This is an overwhelming style of whiskey but it’s wholly unique and worth experiencing, even if just to experience once what a madman can do with a copper still and a few tons of holiday squash.

80 proof. Reviewed: Batch #1.

B- / $40 / solspirits.com

Review: Genius Gin and Navy Strength Gin

genius gin

Texas loves its gin (why? it’s hot!), and they’re making some right there in the capital now. Genius Gin hails from Austin, Texas, where they (of course) do things a little differently. Per the company:

The many ingredients in Genius Gin are balanced and treated with individual care. Our incredibly detailed two-part “Hot and Cold” process caters to the delicate and unique characteristics of each botanical as exposed to different temperatures.

First, we ferment and create a low % alcohol (essentially a beer), to be redistilled for purification and strength reasons. This first run is prepared through our beautiful 6-plate copper still. The resulting product is then infused at room temperature with the first half (the Cold) of our proprietary botanical blend for over 72 hours. (this blend includes: Elderflower, Lavender, Lime Peel, Angelica Root, and more….) When ready, this fragrant and colorful mix is distilled again (the Hot) in a process that pushes vapors through our remaining ingredients enclosed in a basket within the still. These heat activated ingredients include: Juniper, Cardamom, Coriander, and a few others..) Each “Hot” preparation involves the toasting and muddling of all the fresh ingredients. (think “made to order” Gin).

That’s a complicated process, so let’s see if the proof is in the bottle.

Genius Gin (Standard Strength) – Fragrant right out of the bottle, it’s got plenty of juniper up front, but the more feminine elements like lavender and elderflower make a strong showing on the nose, too. The body offers a surprisingly complex collection of flavors. Floral at first, it quickly segues into evergreen notes alongside complex touches of mushroom, grapefruit peel, and some cloves. A final act comes along in the finish, where fresh fruit and citrus notes dominate. Think frozen table grapes dusted with fresh lime zest. There’s a ton going on here, but Genius presents itself in courses, offering something new with each passing second. It’s a really, er, genius product. 90 proof. A / $26
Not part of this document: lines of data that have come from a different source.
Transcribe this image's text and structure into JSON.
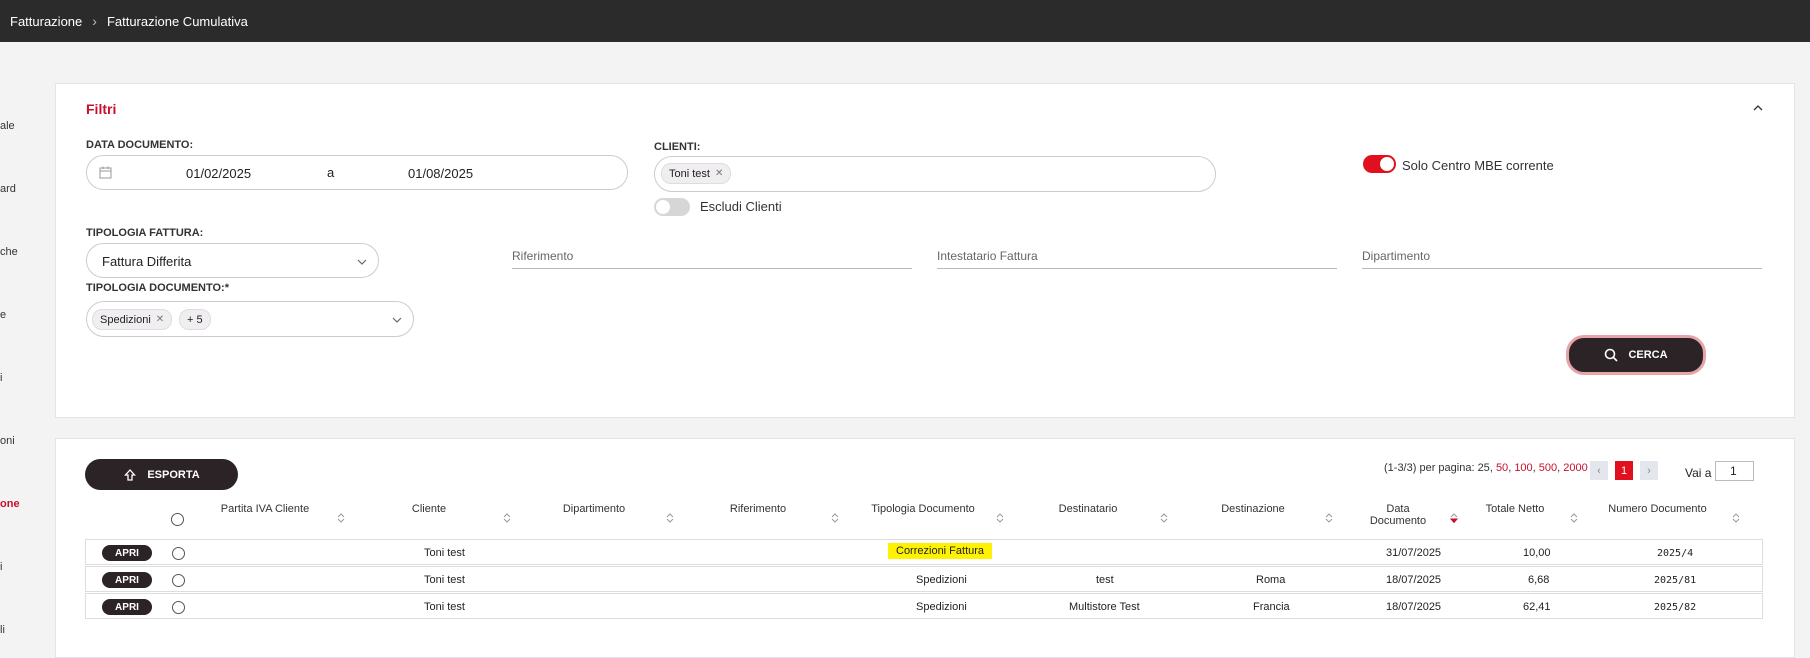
{
  "breadcrumb": {
    "item1": "Fatturazione",
    "item2": "Fatturazione Cumulativa"
  },
  "sidebar_fragments": [
    "ale",
    "ard",
    "che",
    "e",
    "i",
    "oni",
    "one",
    "i",
    "li"
  ],
  "filters": {
    "title": "Filtri",
    "data_documento_label": "DATA DOCUMENTO:",
    "date_from": "01/02/2025",
    "date_sep": "a",
    "date_to": "01/08/2025",
    "clienti_label": "CLIENTI:",
    "client_chip": "Toni test",
    "escludi_clienti": "Escludi Clienti",
    "solo_centro": "Solo Centro MBE corrente",
    "tipologia_fattura_label": "TIPOLOGIA FATTURA:",
    "tipologia_fattura_value": "Fattura Differita",
    "riferimento_placeholder": "Riferimento",
    "intestatario_placeholder": "Intestatario Fattura",
    "dipartimento_placeholder": "Dipartimento",
    "tipologia_documento_label": "TIPOLOGIA DOCUMENTO:*",
    "doc_chip": "Spedizioni",
    "doc_more": "+ 5",
    "cerca": "CERCA"
  },
  "results": {
    "esporta": "ESPORTA",
    "pager_count": "(1-3/3) per pagina:",
    "page_sizes": [
      "25",
      "50",
      "100",
      "500",
      "2000"
    ],
    "current_page": "1",
    "vai_a": "Vai a",
    "vai_value": "1",
    "columns": [
      "Partita IVA Cliente",
      "Cliente",
      "Dipartimento",
      "Riferimento",
      "Tipologia Documento",
      "Destinatario",
      "Destinazione",
      "Data Documento",
      "Totale Netto",
      "Numero Documento"
    ],
    "apri": "APRI",
    "rows": [
      {
        "cliente": "Toni test",
        "tipologia": "Correzioni Fattura",
        "destinatario": "",
        "destinazione": "",
        "data": "31/07/2025",
        "totale": "10,00",
        "numero": "2025/4"
      },
      {
        "cliente": "Toni test",
        "tipologia": "Spedizioni",
        "destinatario": "test",
        "destinazione": "Roma",
        "data": "18/07/2025",
        "totale": "6,68",
        "numero": "2025/81"
      },
      {
        "cliente": "Toni test",
        "tipologia": "Spedizioni",
        "destinatario": "Multistore Test",
        "destinazione": "Francia",
        "data": "18/07/2025",
        "totale": "62,41",
        "numero": "2025/82"
      }
    ]
  },
  "colors": {
    "accent": "#c8102e",
    "dark": "#2b2326",
    "highlight": "#fff200"
  }
}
Genius Navy Strength Gin – Surprisingly, the nose is less powerful here than that of the standard strength edition. Evergreen notes still dominate, but the intensity isn’t quite as sharp, and the floral notes are gone. The body is naturally a powerhouse of alcohol first and foremost, and it takes some time to really warm up and show off its charms. It comes across as sweeter than the standard strength, offering more of a caramel note that washes over the rest of it. Lavender is the strongest secondary note. The finish offers less clarity. You could add water to coax out more of the gin’s nuance as evidenced above… but what would be the point of that? 114 proof. B+ / $33

geniusliquids.com